§ DIRECTIONS FOR THIS TASK:
Collect each line of the entries that holds the string "icon".

§ INFORMATION GIVEN:
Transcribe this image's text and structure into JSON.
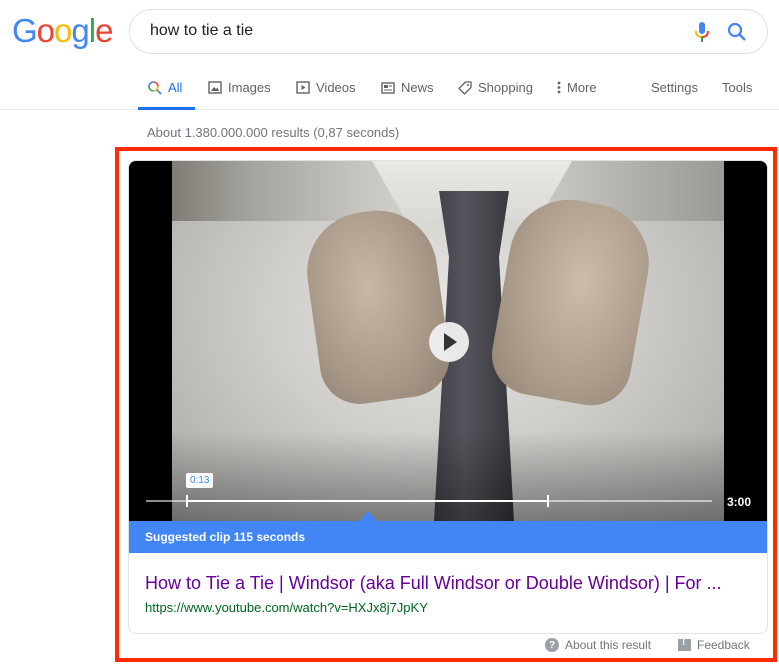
{
  "logo": {
    "letters": [
      {
        "char": "G",
        "color": "#4285f4"
      },
      {
        "char": "o",
        "color": "#ea4335"
      },
      {
        "char": "o",
        "color": "#fbbc05"
      },
      {
        "char": "g",
        "color": "#4285f4"
      },
      {
        "char": "l",
        "color": "#34a853"
      },
      {
        "char": "e",
        "color": "#ea4335"
      }
    ]
  },
  "search": {
    "query": "how to tie a tie",
    "mic_icon": "microphone-icon",
    "search_icon": "magnifier-icon"
  },
  "tabs": [
    {
      "label": "All",
      "icon": "search-icon",
      "active": true
    },
    {
      "label": "Images",
      "icon": "image-icon",
      "active": false
    },
    {
      "label": "Videos",
      "icon": "play-icon",
      "active": false
    },
    {
      "label": "News",
      "icon": "newspaper-icon",
      "active": false
    },
    {
      "label": "Shopping",
      "icon": "tag-icon",
      "active": false
    },
    {
      "label": "More",
      "icon": "kebab-icon",
      "active": false
    }
  ],
  "tools": {
    "settings": "Settings",
    "tools": "Tools"
  },
  "result_stats": "About 1.380.000.000 results (0,87 seconds)",
  "video_result": {
    "clip_start_label": "0:13",
    "duration": "3:00",
    "clip_start_fraction": 0.072,
    "clip_end_fraction": 0.711,
    "suggested_clip": "Suggested clip 115 seconds",
    "title": "How to Tie a Tie | Windsor (aka Full Windsor or Double Windsor) | For ...",
    "url": "https://www.youtube.com/watch?v=HXJx8j7JpKY"
  },
  "footer": {
    "about": "About this result",
    "feedback": "Feedback"
  },
  "colors": {
    "highlight": "#ff2a00",
    "accent_blue": "#4285f4",
    "visited_link": "#660099",
    "url_green": "#006621"
  }
}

§ ANSWER TO THIS TASK:
    "mic_icon": "microphone-icon",
    "search_icon": "magnifier-icon"
      "icon": "search-icon",
      "icon": "image-icon",
      "icon": "play-icon",
      "icon": "newspaper-icon",
      "icon": "tag-icon",
      "icon": "kebab-icon",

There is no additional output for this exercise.